I laugh now remembering how he would chant “KOBE SUCKS” during all the Lakers games because he knew it would upset me, and how upset he was when Derek Fisher made that miraculous 0.04 second game winning shot against the Spurs. I was ecstatic when the Lakers acquired veterans Karl Malone and Gary Payton to support Shaq and Kobe, and devastated when the Detroit Pistons pulled an upset and, against all odds, beat the Lakers in the 2004 NBA finals. (My brother was beside himself with glee).
When there were doubts about whether he would ever win a championship when Shaq moved to Miami, I never wavered. I knew Kobe could do it. He had that steely determination to win at all cost, even if he had to carry his entire team on his shoulders – and he had to do that for a while, while the Lakers attempted to rebuild.
2 championship rings later and all the naysayers were finally silenced.
I was lucky enough to be in London for the 2012 Olympics. The only ticket I bought was for one of the preliminary matches between Team USA and I can’t even remember which country now. I wanted to watch Kobe Bryant play, I didn’t care who he was playing against and how much I had to pay to do it.
Watching him on the court was every bit as exciting as I hoped it would be, and it remains one of the fondest memories of my life.
Kobe Bryant was the embodiment of my childhood. At the back of my mind, I have always been invested in his life and his career, even when I got too busy to follow the NBA games. When he announced his retirement I mourned with the rest of the world. I pored over the highlights of his final season and marvelled with the rest of the basketball fans around the world at how he, after 20 years, was still able to show us how. it. was. done.
His teammates spoke well of him and his rivals loved to hate him. He was a fierce competitor and he loved the game of basketball, genuinely loved it. He gave it all he had. I wish I had that kind of fire, that kind of passion, for my life’s work.
I’m not going to mention that infamous rape accusation. It seems silly and inappropriate to drag up something that was settled out of court in light of recent events. I will, however, comment on the impact he’s made to the league, to basketball fans, and the millions of young impressionable boys who shouted his name every time they attempted to shoot a fadeaway (or shoot a crumpled piece of paper into a wastebasket).
To be honest, I’m really not sure where I’m going with this post.
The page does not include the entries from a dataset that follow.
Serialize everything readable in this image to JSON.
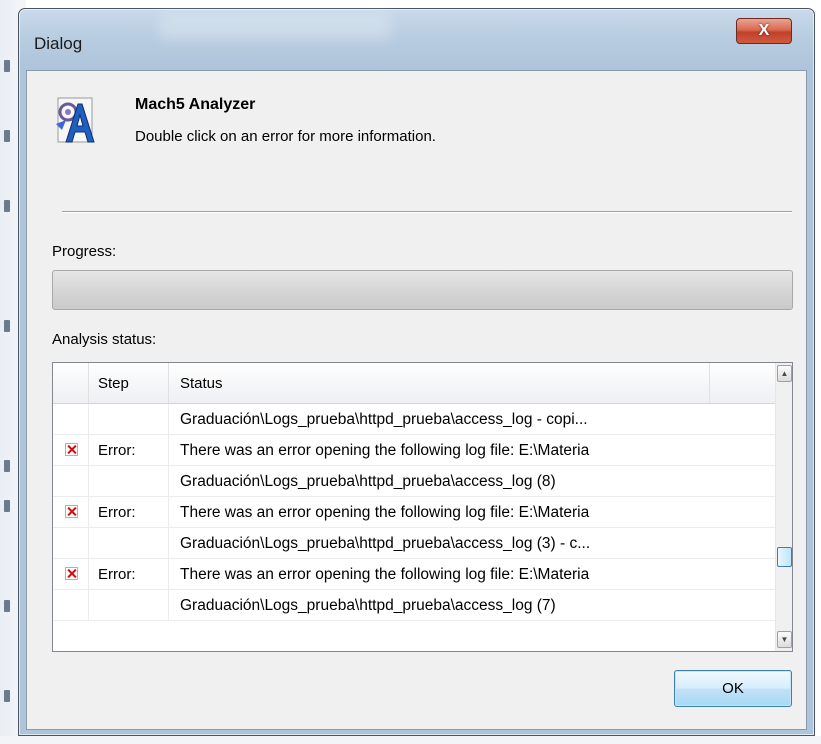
{
  "window": {
    "title": "Dialog",
    "close_glyph": "X"
  },
  "header": {
    "app_name": "Mach5 Analyzer",
    "instruction": "Double click on an error for more information.",
    "icon": "mach5-analyzer-icon"
  },
  "progress": {
    "label": "Progress:",
    "fraction": 0
  },
  "analysis": {
    "label": "Analysis status:",
    "columns": [
      "",
      "Step",
      "Status"
    ],
    "rows": [
      {
        "error": false,
        "step": "",
        "status": "Graduación\\Logs_prueba\\httpd_prueba\\access_log - copi..."
      },
      {
        "error": true,
        "step": "Error:",
        "status": "There was an error opening the following log file: E:\\Materia"
      },
      {
        "error": false,
        "step": "",
        "status": "Graduación\\Logs_prueba\\httpd_prueba\\access_log (8)"
      },
      {
        "error": true,
        "step": "Error:",
        "status": "There was an error opening the following log file: E:\\Materia"
      },
      {
        "error": false,
        "step": "",
        "status": "Graduación\\Logs_prueba\\httpd_prueba\\access_log (3) - c..."
      },
      {
        "error": true,
        "step": "Error:",
        "status": "There was an error opening the following log file: E:\\Materia"
      },
      {
        "error": false,
        "step": "",
        "status": "Graduación\\Logs_prueba\\httpd_prueba\\access_log (7)"
      }
    ]
  },
  "footer": {
    "ok_label": "OK"
  },
  "colors": {
    "error_x": "#d01010",
    "button_border": "#3c7fb1",
    "close_red": "#c0412a"
  }
}
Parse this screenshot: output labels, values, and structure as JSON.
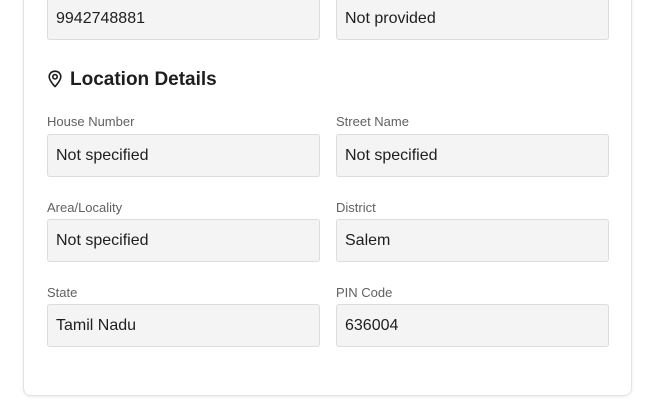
{
  "contact": {
    "phone_value": "9942748881",
    "alt_value": "Not provided"
  },
  "location": {
    "section_icon": "map-pin-icon",
    "title": "Location Details",
    "house_number": {
      "label": "House Number",
      "value": "Not specified"
    },
    "street_name": {
      "label": "Street Name",
      "value": "Not specified"
    },
    "area": {
      "label": "Area/Locality",
      "value": "Not specified"
    },
    "district": {
      "label": "District",
      "value": "Salem"
    },
    "state": {
      "label": "State",
      "value": "Tamil Nadu"
    },
    "pin_code": {
      "label": "PIN Code",
      "value": "636004"
    }
  },
  "colors": {
    "field_bg": "#f4f4f4",
    "field_border": "#dcdcdc",
    "label_text": "#616161",
    "value_text": "#1e1e1e"
  }
}
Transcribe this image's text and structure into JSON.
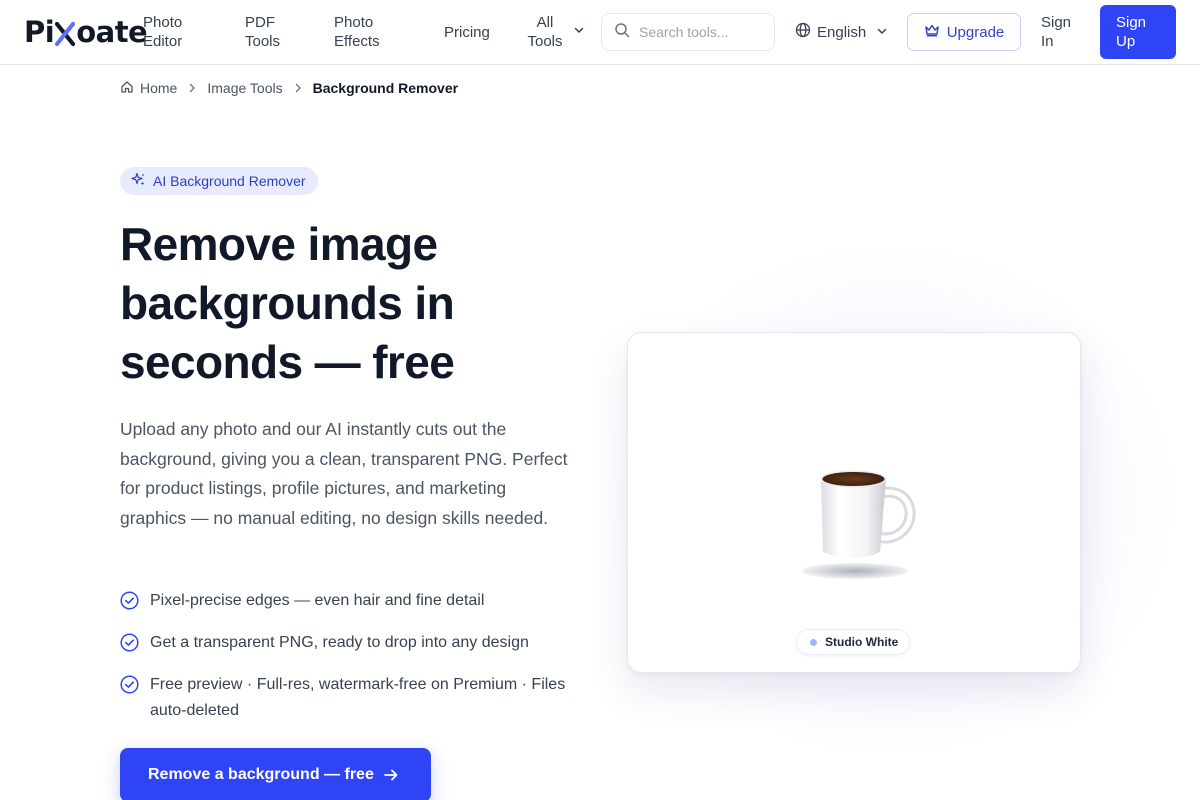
{
  "brand": {
    "name_start": "Pi",
    "name_end": "oate",
    "name_full": "Pixoate",
    "accent": "#2f45f5",
    "x_gradient": [
      "#3b82f6",
      "#8b5cf6"
    ]
  },
  "nav": {
    "photo_editor": "Photo Editor",
    "pdf_tools": "PDF Tools",
    "photo_effects": "Photo Effects",
    "pricing": "Pricing",
    "all_tools": "All Tools",
    "search_placeholder": "Search tools...",
    "language": "English",
    "upgrade": "Upgrade",
    "sign_in": "Sign In",
    "sign_up": "Sign Up"
  },
  "breadcrumb": {
    "home": "Home",
    "section": "Image Tools",
    "current": "Background Remover"
  },
  "hero": {
    "badge": "AI Background Remover",
    "title": "Remove image backgrounds in seconds — free",
    "description": "Upload any photo and our AI instantly cuts out the background, giving you a clean, transparent PNG. Perfect for product listings, profile pictures, and marketing graphics — no manual editing, no design skills needed.",
    "features": [
      "Pixel-precise edges — even hair and fine detail",
      "Get a transparent PNG, ready to drop into any design",
      "Free preview · Full-res, watermark-free on Premium · Files auto-deleted"
    ],
    "cta": "Remove a background — free"
  },
  "preview": {
    "chip_label": "Studio White",
    "chip_color": "#a5b4fc"
  },
  "icons": {
    "search": "search-icon",
    "globe": "globe-icon",
    "crown": "crown-icon",
    "home": "home-icon",
    "sparkles": "sparkles-icon",
    "check_circle": "check-circle-icon",
    "arrow_right": "arrow-right-icon",
    "chevron_down": "chevron-down-icon",
    "chevron_right": "chevron-right-icon"
  }
}
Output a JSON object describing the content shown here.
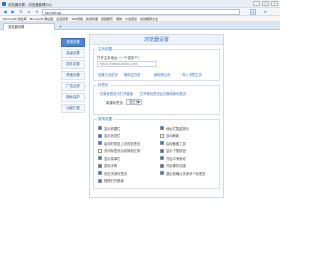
{
  "browser": {
    "window_title": "浏览器设置 - 浏览器管理中心",
    "address": "se:/setup",
    "tab_label": "浏览器设置",
    "bookmarks": [
      "Microsoft 地址库",
      "Microsoft 网址组",
      "必应搜索",
      "360导航",
      "新闻时事",
      "视频娱乐",
      "购物",
      "小说阅读",
      "在线翻译大全"
    ]
  },
  "sidebar": {
    "items": [
      "常规设置",
      "高级设置",
      "插件设置",
      "界面设置",
      "广告过滤",
      "隐私保护",
      "功能扩展"
    ]
  },
  "panel": {
    "title": "浏览器设置",
    "startup": {
      "label": "主页设置",
      "option_text": "打开主页地址（一个或多个）",
      "home_value": "https://www.baidu.com",
      "links": [
        "设置为当前页",
        "使用空白页",
        "使用默认页",
        "导入书签主页"
      ]
    },
    "tabs": {
      "label": "标签页",
      "new_tab_label": "新建标签页",
      "new_tab_value": "空白页",
      "opts": [
        "在新标签页中打开链接",
        "打开新标签页后切换到新标签页"
      ]
    },
    "general": {
      "label": "常用设置",
      "options": [
        {
          "text": "显示收藏栏",
          "checked": true
        },
        {
          "text": "显示状态栏",
          "checked": true
        },
        {
          "text": "启动时恢复上次的标签页",
          "checked": true
        },
        {
          "text": "关闭标签页后切换到左侧",
          "checked": false
        },
        {
          "text": "显示菜单栏",
          "checked": true
        },
        {
          "text": "鼠标手势",
          "checked": true
        },
        {
          "text": "双击关闭标签页",
          "checked": true
        },
        {
          "text": "拖拽打开链接",
          "checked": true
        },
        {
          "text": "地址栏智能提示",
          "checked": true
        },
        {
          "text": "自动刷新",
          "checked": false
        },
        {
          "text": "启用截图工具",
          "checked": true
        },
        {
          "text": "显示下载按钮",
          "checked": true
        },
        {
          "text": "开启平滑滚动",
          "checked": true
        },
        {
          "text": "开启硬件加速",
          "checked": true
        },
        {
          "text": "退出前确认关闭多个标签页",
          "checked": true
        }
      ]
    }
  }
}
I just know that I needed to get it off my chest, how devastating it was to learn about his death and that of his daughter Gigi. I think I’m upset – as I always am- by the absolute waste of a life cut short. They could have done so much more, the future was ahead of them and it was shining bright, and in the blink of an eye it was gone.
I guess there’s nothing left to do but end this post with words from the man himself:
Have a good time. Life is too short to get bogged down and discouraged. You have to keep moving. You have to keep going. Put one foot in front of the other, smile and just keep rolling.
Kobe Bryant, 1978-2020
Rest easy, Kobe. Mamba forever.